Activity:
As the answer, give every line of the records that includes the word "JSON".

Information given:
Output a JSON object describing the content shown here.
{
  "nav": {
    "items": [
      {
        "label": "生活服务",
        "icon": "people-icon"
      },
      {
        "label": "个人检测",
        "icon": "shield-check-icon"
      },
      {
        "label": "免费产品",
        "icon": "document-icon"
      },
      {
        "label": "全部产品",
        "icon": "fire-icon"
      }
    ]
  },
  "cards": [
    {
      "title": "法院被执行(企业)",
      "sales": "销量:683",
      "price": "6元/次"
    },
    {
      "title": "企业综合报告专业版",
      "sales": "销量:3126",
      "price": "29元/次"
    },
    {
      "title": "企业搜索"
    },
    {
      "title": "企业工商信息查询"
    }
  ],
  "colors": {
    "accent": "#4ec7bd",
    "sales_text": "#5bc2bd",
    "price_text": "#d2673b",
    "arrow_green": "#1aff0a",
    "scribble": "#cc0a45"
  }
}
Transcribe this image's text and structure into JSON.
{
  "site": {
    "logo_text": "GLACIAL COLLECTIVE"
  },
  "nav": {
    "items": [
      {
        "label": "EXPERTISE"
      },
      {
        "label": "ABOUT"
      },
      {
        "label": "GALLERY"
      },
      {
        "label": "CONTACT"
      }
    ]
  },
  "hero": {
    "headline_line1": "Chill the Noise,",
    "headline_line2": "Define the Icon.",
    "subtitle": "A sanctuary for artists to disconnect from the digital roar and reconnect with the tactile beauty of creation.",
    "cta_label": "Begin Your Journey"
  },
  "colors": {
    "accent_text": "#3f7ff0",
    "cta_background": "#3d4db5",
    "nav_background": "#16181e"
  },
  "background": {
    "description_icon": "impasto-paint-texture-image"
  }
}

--

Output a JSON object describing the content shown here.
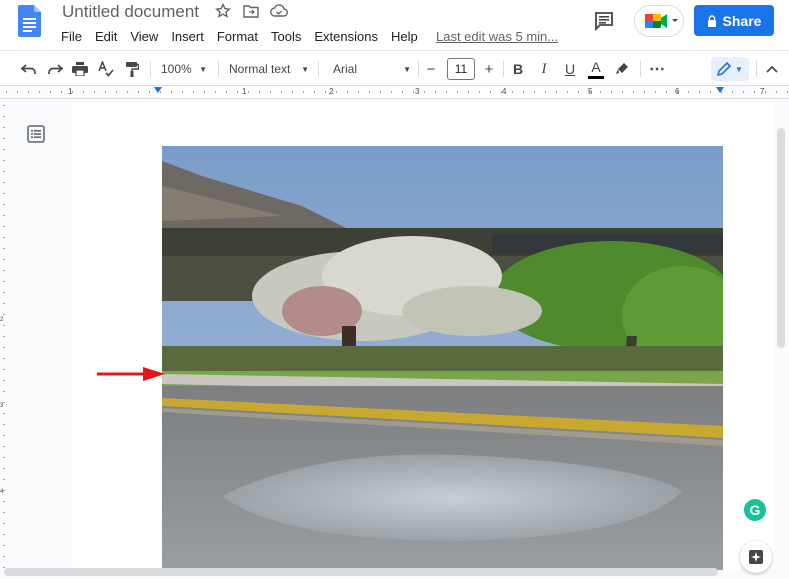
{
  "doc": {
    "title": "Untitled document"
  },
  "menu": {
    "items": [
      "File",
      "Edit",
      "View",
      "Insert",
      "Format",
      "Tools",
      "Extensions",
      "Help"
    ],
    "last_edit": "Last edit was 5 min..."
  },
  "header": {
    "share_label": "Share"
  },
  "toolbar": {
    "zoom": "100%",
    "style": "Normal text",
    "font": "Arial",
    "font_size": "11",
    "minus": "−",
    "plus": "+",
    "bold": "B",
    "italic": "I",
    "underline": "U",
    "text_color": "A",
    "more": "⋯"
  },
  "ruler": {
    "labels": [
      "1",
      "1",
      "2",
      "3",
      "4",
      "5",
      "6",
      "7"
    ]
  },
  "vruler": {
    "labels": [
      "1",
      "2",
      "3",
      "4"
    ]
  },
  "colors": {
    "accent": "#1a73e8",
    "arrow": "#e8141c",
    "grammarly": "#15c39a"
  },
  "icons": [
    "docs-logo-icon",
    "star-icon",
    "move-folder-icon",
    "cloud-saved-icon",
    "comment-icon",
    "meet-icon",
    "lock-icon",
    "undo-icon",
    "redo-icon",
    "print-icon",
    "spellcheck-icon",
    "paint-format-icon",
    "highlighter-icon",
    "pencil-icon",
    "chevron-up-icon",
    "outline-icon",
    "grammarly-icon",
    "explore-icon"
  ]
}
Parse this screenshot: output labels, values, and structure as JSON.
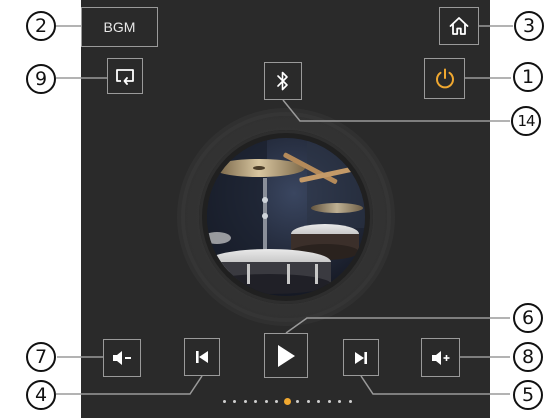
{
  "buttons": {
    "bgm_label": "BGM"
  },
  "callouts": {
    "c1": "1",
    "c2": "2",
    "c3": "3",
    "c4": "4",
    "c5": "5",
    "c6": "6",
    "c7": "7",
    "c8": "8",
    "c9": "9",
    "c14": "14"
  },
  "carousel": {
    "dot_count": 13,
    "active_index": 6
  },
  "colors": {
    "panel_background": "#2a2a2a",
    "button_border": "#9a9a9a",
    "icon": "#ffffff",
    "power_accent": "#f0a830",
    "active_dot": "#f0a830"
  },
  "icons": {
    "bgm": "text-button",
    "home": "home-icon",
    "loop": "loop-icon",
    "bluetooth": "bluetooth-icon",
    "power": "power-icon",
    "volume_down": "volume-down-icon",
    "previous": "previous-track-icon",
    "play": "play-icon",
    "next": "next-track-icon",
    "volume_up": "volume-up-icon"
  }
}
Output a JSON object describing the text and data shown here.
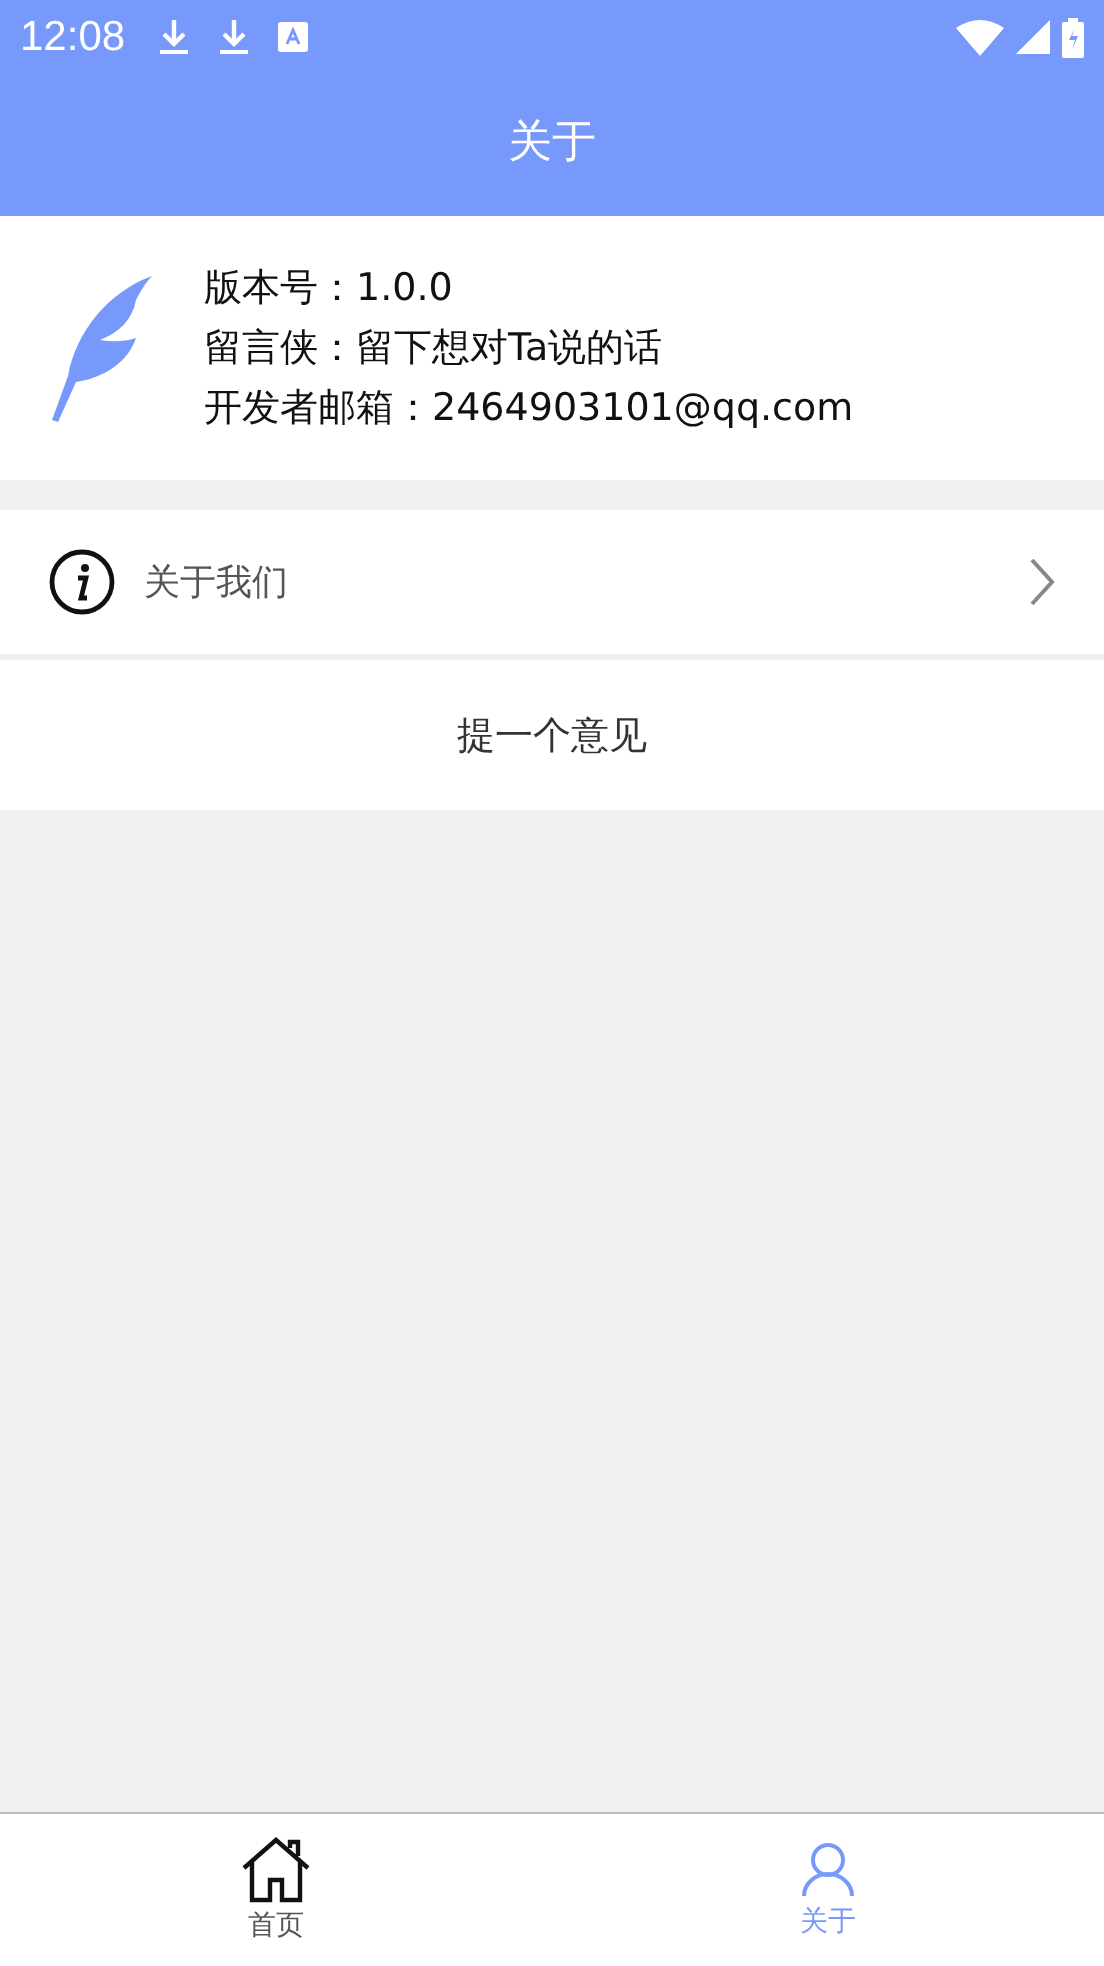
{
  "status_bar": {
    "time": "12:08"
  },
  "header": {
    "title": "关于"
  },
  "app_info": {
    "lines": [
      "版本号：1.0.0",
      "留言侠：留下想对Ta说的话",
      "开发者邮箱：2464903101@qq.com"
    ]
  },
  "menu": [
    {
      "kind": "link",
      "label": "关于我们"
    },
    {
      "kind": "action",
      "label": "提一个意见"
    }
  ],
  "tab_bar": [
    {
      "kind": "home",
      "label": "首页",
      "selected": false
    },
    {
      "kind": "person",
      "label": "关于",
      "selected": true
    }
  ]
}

Completed exercise:
Output a JSON object describing the content shown here.
Transcribe this image's text and structure into JSON.
Output a JSON object describing the content shown here.
Parse this screenshot: output labels, values, and structure as JSON.
Output a JSON object describing the text and data shown here.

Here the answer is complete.